The records that follow must be reproduced in full, exactly as written.

┌─ Supplied records

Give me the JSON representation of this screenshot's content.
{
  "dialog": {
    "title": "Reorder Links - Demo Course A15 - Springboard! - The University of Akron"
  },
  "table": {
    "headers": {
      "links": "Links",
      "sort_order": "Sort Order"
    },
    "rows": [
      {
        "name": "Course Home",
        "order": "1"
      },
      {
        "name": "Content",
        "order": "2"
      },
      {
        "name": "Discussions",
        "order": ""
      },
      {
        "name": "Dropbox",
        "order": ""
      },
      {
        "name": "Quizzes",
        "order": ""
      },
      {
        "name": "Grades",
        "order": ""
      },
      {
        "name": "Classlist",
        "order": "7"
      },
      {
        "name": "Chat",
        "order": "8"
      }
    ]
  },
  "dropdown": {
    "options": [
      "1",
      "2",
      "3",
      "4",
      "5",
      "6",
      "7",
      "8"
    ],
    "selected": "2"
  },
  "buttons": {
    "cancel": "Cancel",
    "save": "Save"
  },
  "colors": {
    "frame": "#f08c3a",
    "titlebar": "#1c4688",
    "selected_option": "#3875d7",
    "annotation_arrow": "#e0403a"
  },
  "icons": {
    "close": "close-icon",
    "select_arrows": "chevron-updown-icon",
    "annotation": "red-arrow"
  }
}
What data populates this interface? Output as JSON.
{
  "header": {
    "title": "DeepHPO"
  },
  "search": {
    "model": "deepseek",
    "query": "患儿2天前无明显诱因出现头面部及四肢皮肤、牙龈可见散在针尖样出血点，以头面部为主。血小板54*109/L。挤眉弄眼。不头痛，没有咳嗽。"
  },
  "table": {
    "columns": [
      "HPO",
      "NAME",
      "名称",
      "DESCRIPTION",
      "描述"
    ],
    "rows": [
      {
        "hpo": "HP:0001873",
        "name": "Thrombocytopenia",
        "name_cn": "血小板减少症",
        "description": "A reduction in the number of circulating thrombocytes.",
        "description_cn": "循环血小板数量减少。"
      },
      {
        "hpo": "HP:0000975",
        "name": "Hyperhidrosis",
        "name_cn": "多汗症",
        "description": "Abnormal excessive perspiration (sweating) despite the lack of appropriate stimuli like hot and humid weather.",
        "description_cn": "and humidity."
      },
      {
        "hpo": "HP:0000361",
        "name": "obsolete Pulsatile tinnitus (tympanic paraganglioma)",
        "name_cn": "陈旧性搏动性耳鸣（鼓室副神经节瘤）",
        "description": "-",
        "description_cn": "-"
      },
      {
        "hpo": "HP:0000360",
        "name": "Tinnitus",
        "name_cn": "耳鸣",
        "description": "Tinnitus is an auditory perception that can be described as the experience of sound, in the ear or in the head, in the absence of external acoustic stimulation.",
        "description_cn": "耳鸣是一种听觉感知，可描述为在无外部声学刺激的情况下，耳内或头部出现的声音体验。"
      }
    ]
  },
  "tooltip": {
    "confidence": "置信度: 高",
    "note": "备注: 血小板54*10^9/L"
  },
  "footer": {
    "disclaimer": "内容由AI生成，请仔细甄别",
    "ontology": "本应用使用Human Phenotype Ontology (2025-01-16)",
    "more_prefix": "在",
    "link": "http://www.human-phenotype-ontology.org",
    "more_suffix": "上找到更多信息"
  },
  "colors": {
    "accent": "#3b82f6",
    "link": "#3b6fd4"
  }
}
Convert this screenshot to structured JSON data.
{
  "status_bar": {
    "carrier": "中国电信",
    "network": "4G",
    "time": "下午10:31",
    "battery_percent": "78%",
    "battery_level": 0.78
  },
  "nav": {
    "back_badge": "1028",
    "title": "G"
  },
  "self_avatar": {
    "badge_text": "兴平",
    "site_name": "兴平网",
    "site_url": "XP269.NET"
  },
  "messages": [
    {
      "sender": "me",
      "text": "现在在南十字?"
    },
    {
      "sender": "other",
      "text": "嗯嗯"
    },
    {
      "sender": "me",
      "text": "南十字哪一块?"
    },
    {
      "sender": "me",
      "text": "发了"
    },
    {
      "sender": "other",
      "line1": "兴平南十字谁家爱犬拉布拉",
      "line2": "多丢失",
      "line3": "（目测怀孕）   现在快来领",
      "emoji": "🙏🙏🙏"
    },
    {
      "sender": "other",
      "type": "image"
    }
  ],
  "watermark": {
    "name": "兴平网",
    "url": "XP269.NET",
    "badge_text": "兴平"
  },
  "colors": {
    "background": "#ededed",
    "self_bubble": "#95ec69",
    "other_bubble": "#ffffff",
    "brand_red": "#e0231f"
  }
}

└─

> _Exercise solution_:
Give me the JSON representation of this screenshot's content.
{
  "dialog": {
    "title": "Reorder Links - Demo Course A15 - Springboard! - The University of Akron"
  },
  "table": {
    "headers": {
      "links": "Links",
      "sort_order": "Sort Order"
    },
    "rows": [
      {
        "name": "Course Home",
        "order": "1"
      },
      {
        "name": "Content",
        "order": "2"
      },
      {
        "name": "Discussions",
        "order": ""
      },
      {
        "name": "Dropbox",
        "order": ""
      },
      {
        "name": "Quizzes",
        "order": ""
      },
      {
        "name": "Grades",
        "order": ""
      },
      {
        "name": "Classlist",
        "order": "7"
      },
      {
        "name": "Chat",
        "order": "8"
      }
    ]
  },
  "dropdown": {
    "options": [
      "1",
      "2",
      "3",
      "4",
      "5",
      "6",
      "7",
      "8"
    ],
    "selected": "2"
  },
  "buttons": {
    "cancel": "Cancel",
    "save": "Save"
  },
  "colors": {
    "frame": "#f08c3a",
    "titlebar": "#1c4688",
    "selected_option": "#3875d7",
    "annotation_arrow": "#e0403a"
  },
  "icons": {
    "close": "close-icon",
    "select_arrows": "chevron-updown-icon",
    "annotation": "red-arrow"
  }
}
What data populates this interface? Output as JSON.
{
  "header": {
    "title": "DeepHPO"
  },
  "search": {
    "model": "deepseek",
    "query": "患儿2天前无明显诱因出现头面部及四肢皮肤、牙龈可见散在针尖样出血点，以头面部为主。血小板54*109/L。挤眉弄眼。不头痛，没有咳嗽。"
  },
  "table": {
    "columns": [
      "HPO",
      "NAME",
      "名称",
      "DESCRIPTION",
      "描述"
    ],
    "rows": [
      {
        "hpo": "HP:0001873",
        "name": "Thrombocytopenia",
        "name_cn": "血小板减少症",
        "description": "A reduction in the number of circulating thrombocytes.",
        "description_cn": "循环血小板数量减少。"
      },
      {
        "hpo": "HP:0000975",
        "name": "Hyperhidrosis",
        "name_cn": "多汗症",
        "description": "Abnormal excessive perspiration (sweating) despite the lack of appropriate stimuli like hot and humid weather.",
        "description_cn": "and humidity."
      },
      {
        "hpo": "HP:0000361",
        "name": "obsolete Pulsatile tinnitus (tympanic paraganglioma)",
        "name_cn": "陈旧性搏动性耳鸣（鼓室副神经节瘤）",
        "description": "-",
        "description_cn": "-"
      },
      {
        "hpo": "HP:0000360",
        "name": "Tinnitus",
        "name_cn": "耳鸣",
        "description": "Tinnitus is an auditory perception that can be described as the experience of sound, in the ear or in the head, in the absence of external acoustic stimulation.",
        "description_cn": "耳鸣是一种听觉感知，可描述为在无外部声学刺激的情况下，耳内或头部出现的声音体验。"
      }
    ]
  },
  "tooltip": {
    "confidence": "置信度: 高",
    "note": "备注: 血小板54*10^9/L"
  },
  "footer": {
    "disclaimer": "内容由AI生成，请仔细甄别",
    "ontology": "本应用使用Human Phenotype Ontology (2025-01-16)",
    "more_prefix": "在",
    "link": "http://www.human-phenotype-ontology.org",
    "more_suffix": "上找到更多信息"
  },
  "colors": {
    "accent": "#3b82f6",
    "link": "#3b6fd4"
  }
}
Convert this screenshot to structured JSON data.
{
  "status_bar": {
    "carrier": "中国电信",
    "network": "4G",
    "time": "下午10:31",
    "battery_percent": "78%",
    "battery_level": 0.78
  },
  "nav": {
    "back_badge": "1028",
    "title": "G"
  },
  "self_avatar": {
    "badge_text": "兴平",
    "site_name": "兴平网",
    "site_url": "XP269.NET"
  },
  "messages": [
    {
      "sender": "me",
      "text": "现在在南十字?"
    },
    {
      "sender": "other",
      "text": "嗯嗯"
    },
    {
      "sender": "me",
      "text": "南十字哪一块?"
    },
    {
      "sender": "me",
      "text": "发了"
    },
    {
      "sender": "other",
      "line1": "兴平南十字谁家爱犬拉布拉",
      "line2": "多丢失",
      "line3": "（目测怀孕）   现在快来领",
      "emoji": "🙏🙏🙏"
    },
    {
      "sender": "other",
      "type": "image"
    }
  ],
  "watermark": {
    "name": "兴平网",
    "url": "XP269.NET",
    "badge_text": "兴平"
  },
  "colors": {
    "background": "#ededed",
    "self_bubble": "#95ec69",
    "other_bubble": "#ffffff",
    "brand_red": "#e0231f"
  }
}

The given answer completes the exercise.